Harvard professor John Kenneth Galbraith, the renowned economist whose influence stretched from presidents, as adviser and diplomat, to Main Street, as a prolific best-selling author and TV host, has died at age 97.

Galbraith died Saturday of natural causes at Mount Auburn Hospital in Cambridge, about two weeks after he had been admitted, his son, Alan Galbraith said. "His mind was wonderful, right up until the end," the son said.

The Canadian-born Galbraith became one of America's best-known liberals, and was outspoken in his support of government action to solve social problems. He served as adviser to Democratic presidents from Franklin D. Roosevelt to Bill Clinton, and was John F. Kennedy's ambassador to India.

His 1958 book, "The Affluent Society," caused the country to reconsider its values and helped propel him into the international spotlight.

It argued that the American economy was producing individual wealth but hadn't adequately addressed public needs such as schools and highways.
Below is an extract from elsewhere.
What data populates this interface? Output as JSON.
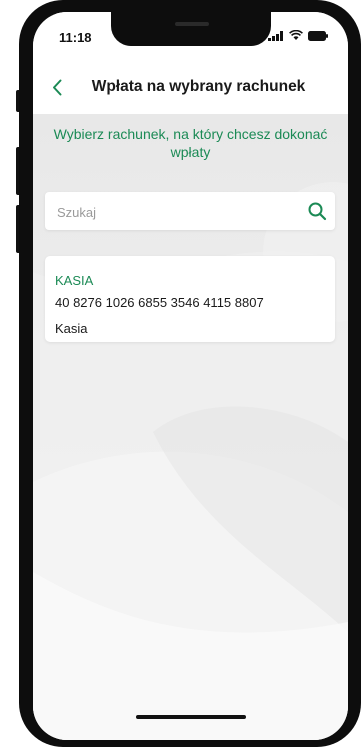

U.S. economists and politicians were still using the assumptions of the world of the past, where scarcity and poverty were near-universal, he said.

"As a result, we are guided, in part, by ideas that are relevant to another world," he wrote. "We do many things that are unnecessary, some that are unwise, and a few that are insane."

In 1999, a panel of judges organized by the Modern Library, a book publisher, picked "The Affluent Society" as No. 46 on its list of the century's 100 best English-language works of nonfiction.

Galbraith also was known for his theories on countervailing forces in the economy, where groups such as labor unions were needed to strike a political and social balance.

Richard Neustadt, a Harvard colleague and fellow aide to presidents Kennedy and Truman, said Galbraith demonstrated how "you have to empower people directly before they could fight for themselves."

Galbraith, greeted by the Great Depression when he graduated from college, also had "much more confidence in the ability to work out of economic difficulties and do so with the help of government," Neustadt said.

After his 1975 retirement from Harvard, Galbraith hosted the British-made television series, "The Age of Uncertainty." His book under the same title was a best-seller, as was "Almost Everyone's Guide to Economics."

Among his other books were "The Great Crash," 1955, and "The Culture of Contentment," 1992. He returned to the theme of the crash of 1929 in a January 1987 Atlantic Monthly article that correctly predicted that year's market plunge by citing the parallels of the two eras.

A globe trotter, Galbraith also wrote a factual account of his India years and a novel, "The Triumph," concerning what he called "an uncontrollably funny institution," the U.S. State Department.

Galbraith was born Oct. 15, 1908, in Iona Station, Ontario, Canada.

After graduating from the University of Toronto in 1931, he moved to the United States where he earned his Ph.D. in economics from the University of California. He taught at Harvard from 1934 to 1939 and at Princeton University from 1939 to 1942, then worked in the federal Office of Price Administration during the war.

Galbraith returned to Harvard in 1948, remaining active on the faculty until his retirement, and served a term as president of the American Economic Association.

He was the recipient of the Medal of Freedom, awarded by Truman in 1946, and another from President Clinton in 2000.

Galbraith was married in 1937 to Catherine Atwater. They had three sons, Alan, Peter and James.